Intel Corp has unveiled details of a new lineup of processors slated for production later this year that promise a performance boost and energy savings because of the transition to a new manufacturing technology. Intel plans to introduce six different types of processors, including processors with four computing cores boasting 820 million total transistors. Intel is also using new materials in the transistors that prevent electric current from leaking out, which in turn extends the battery life in laptops. Intel on Wednesday also disclosed some plans for its next-generation chip design, scheduled to go into production in next year.
EU sues Spain over E.ON
The European Commission decided on Wednesday to launch a second lawsuit against Spain for blocking a bid by German energy group E.ON for Spanish firm Endesa in a growing standoff between Brussels and Madrid. Spain has defied repeated requests by the EU's executive arm for it to lift conditions it has imposed on E.ON's takeover bid for electricity group Endesa. The Spanish energy regulator CNE has set a number of requirements for E.ON, including that it must conserve for five years the Endesa name of the biggest Spanish electricity generator. Other requirements are that Spanish coal be used in power stations and that certain assets cannot be sold.
Boeing to unveil 787
Boeing Co said on Wednesday its new 787 Dreamliner aircraft would be unveiled on July 8, with its first test flight set for August and initial delivery on track for May next year. A spokesman for the US aerospace giant said a public presentation would be held at an assembly facility in Everett, Washington state. The plane is set to be Boeing's biggest commercial success, with 391 orders from 39 airlines since the launch announcement in April 2004. That would mean as much as US$75 billion in sales at list prices.
Sapporo fights takeover
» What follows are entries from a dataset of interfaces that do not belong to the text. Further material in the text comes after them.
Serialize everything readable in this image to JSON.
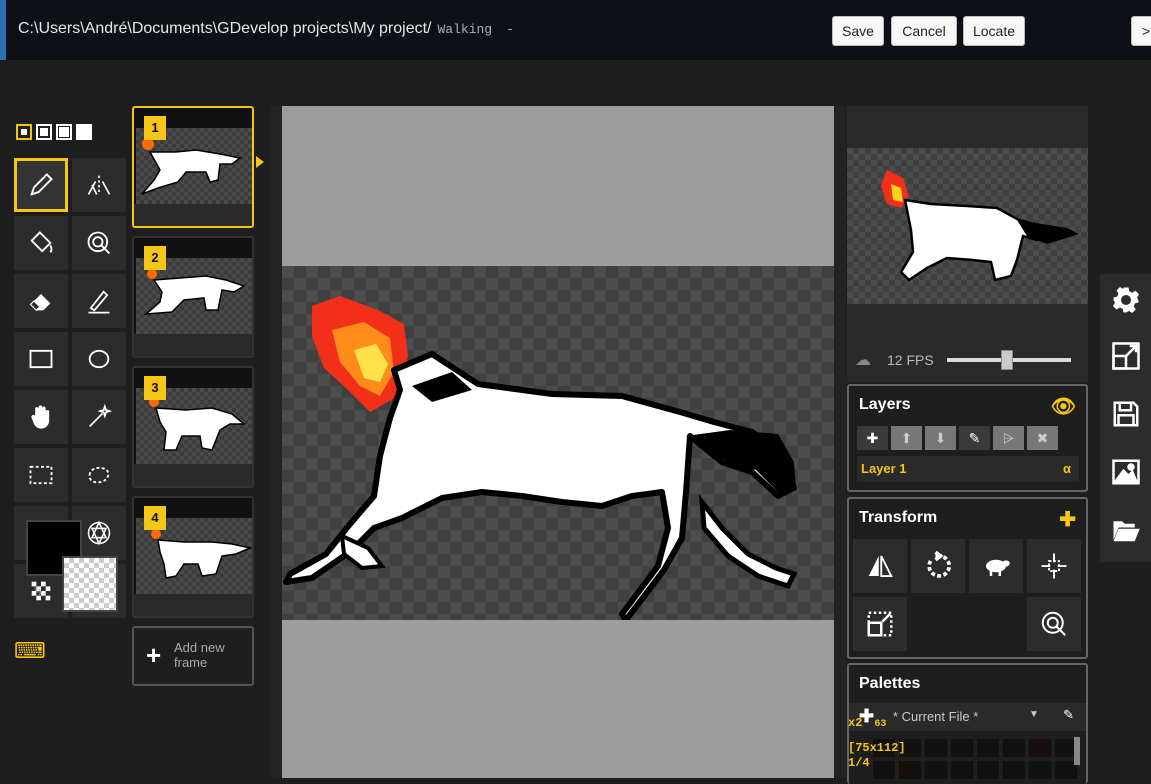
{
  "topbar": {
    "path": "C:\\Users\\André\\Documents\\GDevelop projects\\My project/",
    "animation_name": "Walking",
    "suffix": "-",
    "save_label": "Save",
    "cancel_label": "Cancel",
    "locate_label": "Locate",
    "more_label": ">"
  },
  "tools": {
    "pen_sizes": [
      "pen-size-1",
      "pen-size-2",
      "pen-size-3",
      "pen-size-4"
    ],
    "items": [
      "pen-icon",
      "vertical-mirror-pen-icon",
      "paint-bucket-icon",
      "paint-all-similar-icon",
      "eraser-icon",
      "stroke-icon",
      "rectangle-icon",
      "circle-icon",
      "hand-icon",
      "magic-wand-icon",
      "rectangle-select-icon",
      "lasso-select-icon",
      "move-icon",
      "shape-select-icon",
      "dithering-icon",
      "color-picker-icon"
    ],
    "selected": "pen-icon",
    "primary_color": "#000000",
    "secondary_color": "transparent"
  },
  "frames": {
    "items": [
      {
        "number": "1",
        "selected": true
      },
      {
        "number": "2",
        "selected": false
      },
      {
        "number": "3",
        "selected": false
      },
      {
        "number": "4",
        "selected": false
      }
    ],
    "add_label_1": "Add new",
    "add_label_2": "frame"
  },
  "preview": {
    "fps_label": "12 FPS",
    "fps_value": 12
  },
  "layers": {
    "title": "Layers",
    "layer_name": "Layer 1",
    "alpha_label": "α"
  },
  "transform": {
    "title": "Transform"
  },
  "palettes": {
    "title": "Palettes",
    "current": "* Current File *"
  },
  "cursor": {
    "coords": "x2",
    "y": "63",
    "size": "[75x112]",
    "frame": "1/4"
  },
  "colors": {
    "accent": "#f5c518",
    "background": "#1e1e1e"
  }
}
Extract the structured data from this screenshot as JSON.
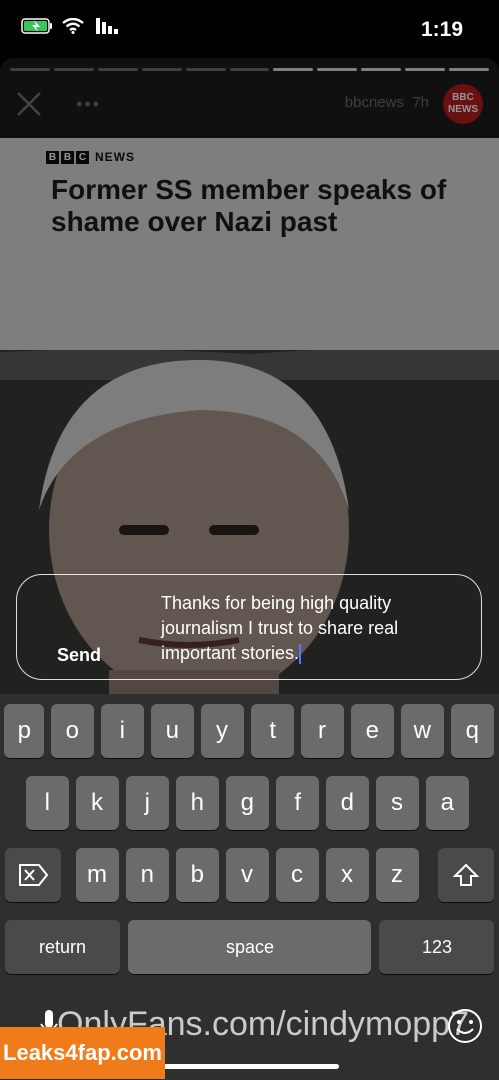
{
  "status_bar": {
    "time": "1:19"
  },
  "story": {
    "account": "bbcnews",
    "age": "7h",
    "avatar_text": "BBC\nNEWS",
    "progress_segments": 11,
    "progress_done": 5
  },
  "article": {
    "logo_letters": [
      "B",
      "B",
      "C"
    ],
    "logo_word": "NEWS",
    "headline": "Former SS member speaks of shame over Nazi past"
  },
  "reply": {
    "text": "Thanks for being high quality journalism I trust to share real important stories.",
    "send_label": "Send"
  },
  "keyboard": {
    "row1": [
      "q",
      "w",
      "e",
      "r",
      "t",
      "y",
      "u",
      "i",
      "o",
      "p"
    ],
    "row2": [
      "a",
      "s",
      "d",
      "f",
      "g",
      "h",
      "j",
      "k",
      "l"
    ],
    "row3": [
      "z",
      "x",
      "c",
      "v",
      "b",
      "n",
      "m"
    ],
    "numbers_label": "123",
    "space_label": "space",
    "return_label": "return"
  },
  "watermark": "OnlyFans.com/cindymopp7",
  "badge": "Leaks4fap.com"
}
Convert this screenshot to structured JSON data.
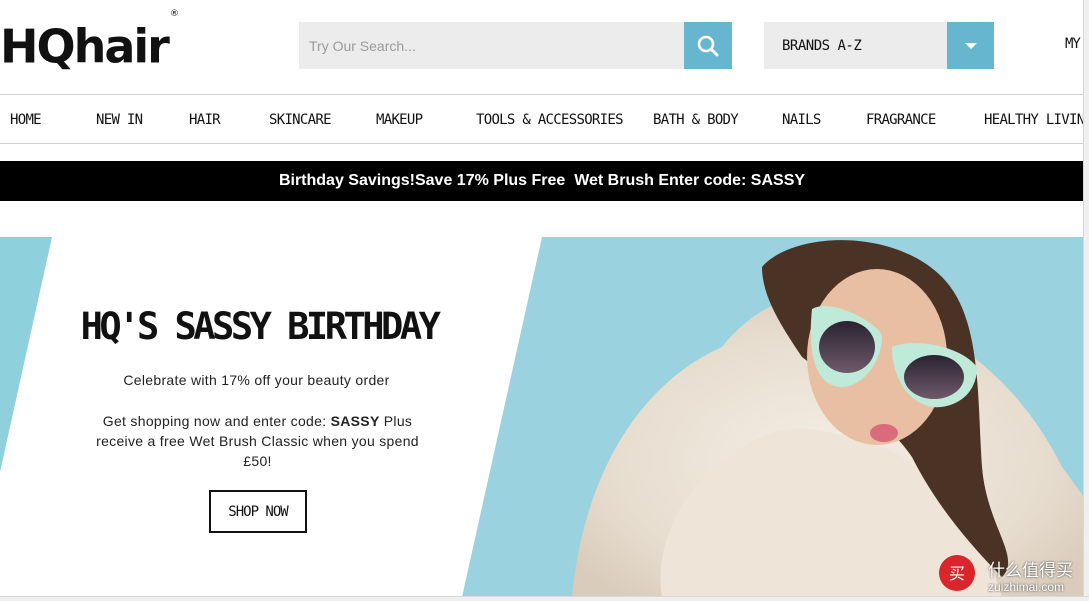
{
  "header": {
    "logo_text": "HQhair",
    "logo_mark": "®",
    "search_placeholder": "Try Our Search...",
    "brands_label": "BRANDS A-Z",
    "account_label": "MY"
  },
  "nav": {
    "items": [
      {
        "label": "HOME"
      },
      {
        "label": "NEW IN"
      },
      {
        "label": "HAIR"
      },
      {
        "label": "SKINCARE"
      },
      {
        "label": "MAKEUP"
      },
      {
        "label": "TOOLS & ACCESSORIES"
      },
      {
        "label": "BATH & BODY"
      },
      {
        "label": "NAILS"
      },
      {
        "label": "FRAGRANCE"
      },
      {
        "label": "HEALTHY LIVING"
      }
    ]
  },
  "promo": {
    "text": "Birthday Savings!Save 17% Plus Free  Wet Brush Enter code: SASSY"
  },
  "hero": {
    "title": "HQ'S SASSY BIRTHDAY",
    "subtitle": "Celebrate with 17% off your beauty order",
    "body_before_code": "Get shopping now and enter code: ",
    "code": "SASSY",
    "body_after_code": " Plus receive a free Wet Brush Classic when you spend £50!",
    "button_label": "SHOP NOW"
  },
  "watermark": {
    "line1": "什么值得买",
    "line2": "zuizhimai.com"
  },
  "colors": {
    "accent": "#67b6cf",
    "hero_bg": "#8fd0dd",
    "promo_bg": "#000000"
  }
}
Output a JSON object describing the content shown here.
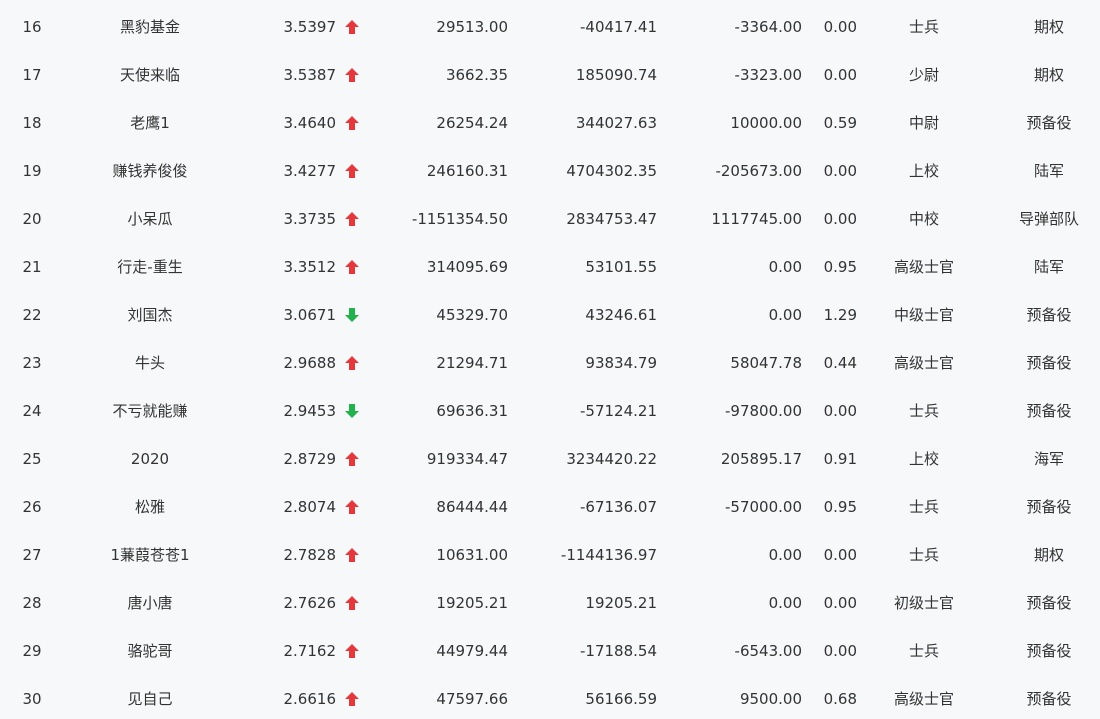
{
  "colors": {
    "background": "#f7f8fa",
    "text": "#333333",
    "up": "#e4393c",
    "down": "#22b14c"
  },
  "rows": [
    {
      "rank": "16",
      "name": "黑豹基金",
      "score": "3.5397",
      "trend": "up",
      "a": "29513.00",
      "b": "-40417.41",
      "c": "-3364.00",
      "d": "0.00",
      "title": "士兵",
      "group": "期权"
    },
    {
      "rank": "17",
      "name": "天使来临",
      "score": "3.5387",
      "trend": "up",
      "a": "3662.35",
      "b": "185090.74",
      "c": "-3323.00",
      "d": "0.00",
      "title": "少尉",
      "group": "期权"
    },
    {
      "rank": "18",
      "name": "老鹰1",
      "score": "3.4640",
      "trend": "up",
      "a": "26254.24",
      "b": "344027.63",
      "c": "10000.00",
      "d": "0.59",
      "title": "中尉",
      "group": "预备役"
    },
    {
      "rank": "19",
      "name": "赚钱养俊俊",
      "score": "3.4277",
      "trend": "up",
      "a": "246160.31",
      "b": "4704302.35",
      "c": "-205673.00",
      "d": "0.00",
      "title": "上校",
      "group": "陆军"
    },
    {
      "rank": "20",
      "name": "小呆瓜",
      "score": "3.3735",
      "trend": "up",
      "a": "-1151354.50",
      "b": "2834753.47",
      "c": "1117745.00",
      "d": "0.00",
      "title": "中校",
      "group": "导弹部队"
    },
    {
      "rank": "21",
      "name": "行走-重生",
      "score": "3.3512",
      "trend": "up",
      "a": "314095.69",
      "b": "53101.55",
      "c": "0.00",
      "d": "0.95",
      "title": "高级士官",
      "group": "陆军"
    },
    {
      "rank": "22",
      "name": "刘国杰",
      "score": "3.0671",
      "trend": "down",
      "a": "45329.70",
      "b": "43246.61",
      "c": "0.00",
      "d": "1.29",
      "title": "中级士官",
      "group": "预备役"
    },
    {
      "rank": "23",
      "name": "牛头",
      "score": "2.9688",
      "trend": "up",
      "a": "21294.71",
      "b": "93834.79",
      "c": "58047.78",
      "d": "0.44",
      "title": "高级士官",
      "group": "预备役"
    },
    {
      "rank": "24",
      "name": "不亏就能赚",
      "score": "2.9453",
      "trend": "down",
      "a": "69636.31",
      "b": "-57124.21",
      "c": "-97800.00",
      "d": "0.00",
      "title": "士兵",
      "group": "预备役"
    },
    {
      "rank": "25",
      "name": "2020",
      "score": "2.8729",
      "trend": "up",
      "a": "919334.47",
      "b": "3234420.22",
      "c": "205895.17",
      "d": "0.91",
      "title": "上校",
      "group": "海军"
    },
    {
      "rank": "26",
      "name": "松雅",
      "score": "2.8074",
      "trend": "up",
      "a": "86444.44",
      "b": "-67136.07",
      "c": "-57000.00",
      "d": "0.95",
      "title": "士兵",
      "group": "预备役"
    },
    {
      "rank": "27",
      "name": "1蒹葭苍苍1",
      "score": "2.7828",
      "trend": "up",
      "a": "10631.00",
      "b": "-1144136.97",
      "c": "0.00",
      "d": "0.00",
      "title": "士兵",
      "group": "期权"
    },
    {
      "rank": "28",
      "name": "唐小唐",
      "score": "2.7626",
      "trend": "up",
      "a": "19205.21",
      "b": "19205.21",
      "c": "0.00",
      "d": "0.00",
      "title": "初级士官",
      "group": "预备役"
    },
    {
      "rank": "29",
      "name": "骆驼哥",
      "score": "2.7162",
      "trend": "up",
      "a": "44979.44",
      "b": "-17188.54",
      "c": "-6543.00",
      "d": "0.00",
      "title": "士兵",
      "group": "预备役"
    },
    {
      "rank": "30",
      "name": "见自己",
      "score": "2.6616",
      "trend": "up",
      "a": "47597.66",
      "b": "56166.59",
      "c": "9500.00",
      "d": "0.68",
      "title": "高级士官",
      "group": "预备役"
    }
  ]
}
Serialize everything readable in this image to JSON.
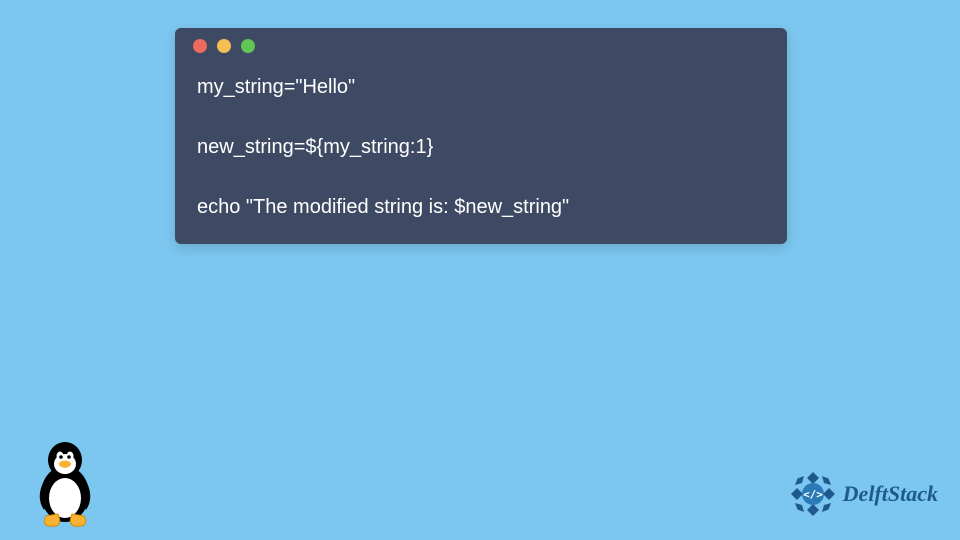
{
  "code": {
    "line1": "my_string=\"Hello\"",
    "line2": "new_string=${my_string:1}",
    "line3": "echo \"The modified string is: $new_string\""
  },
  "branding": {
    "name": "DelftStack"
  },
  "colors": {
    "background": "#7cc7f0",
    "window": "#3e4a63",
    "dot_red": "#ed6a5e",
    "dot_yellow": "#f4bf50",
    "dot_green": "#62c655"
  }
}
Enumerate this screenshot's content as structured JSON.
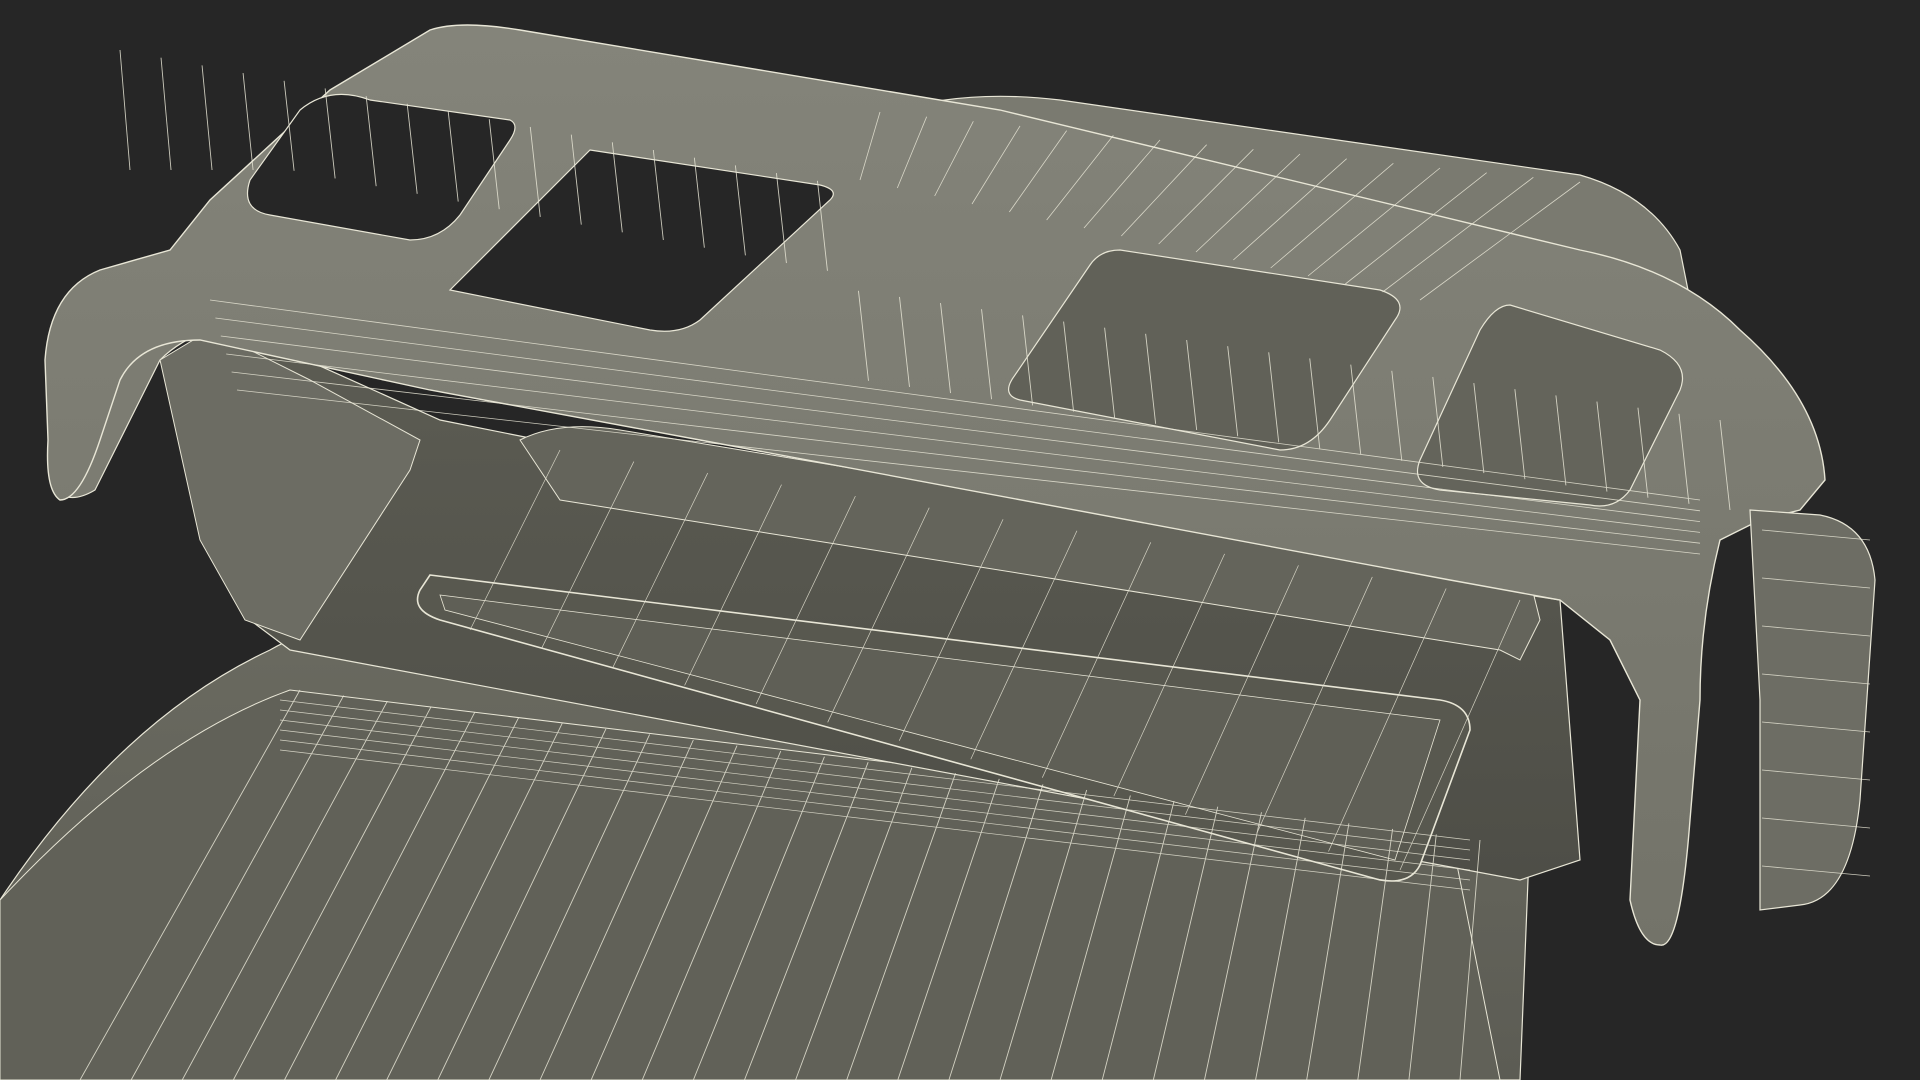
{
  "scene": {
    "subject": "wireframe-3d-model",
    "colors": {
      "background": "#262626",
      "surface_light": "#7d7d71",
      "surface_mid": "#6e6e63",
      "surface_dark": "#56564d",
      "surface_shadow": "#3f3f39",
      "wire": "#e8e6d6"
    }
  }
}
Japanese brewer Sapporo Holdings won support from its shareholders yesterday for proposed anti-takeover defenses as it tries to fend off a buy-out attempt by US hedge fund Steel Partners. About two-thirds of the shareholders in Japan's third-largest brewer voted for the proposed "poison pill" measures at an annual meeting in Tokyo, the company said. The result was a blow to Steel Partners' Japan Strategic Fund, Sapporo's top shareholder, which had urged investors to vote down the proposal as it seeks a controlling stake in the brewer. The hedge fund, which hopes to raise its 18 percent stake in Sapporo to 66.6 percent, said it was "disappointed" by the outcome.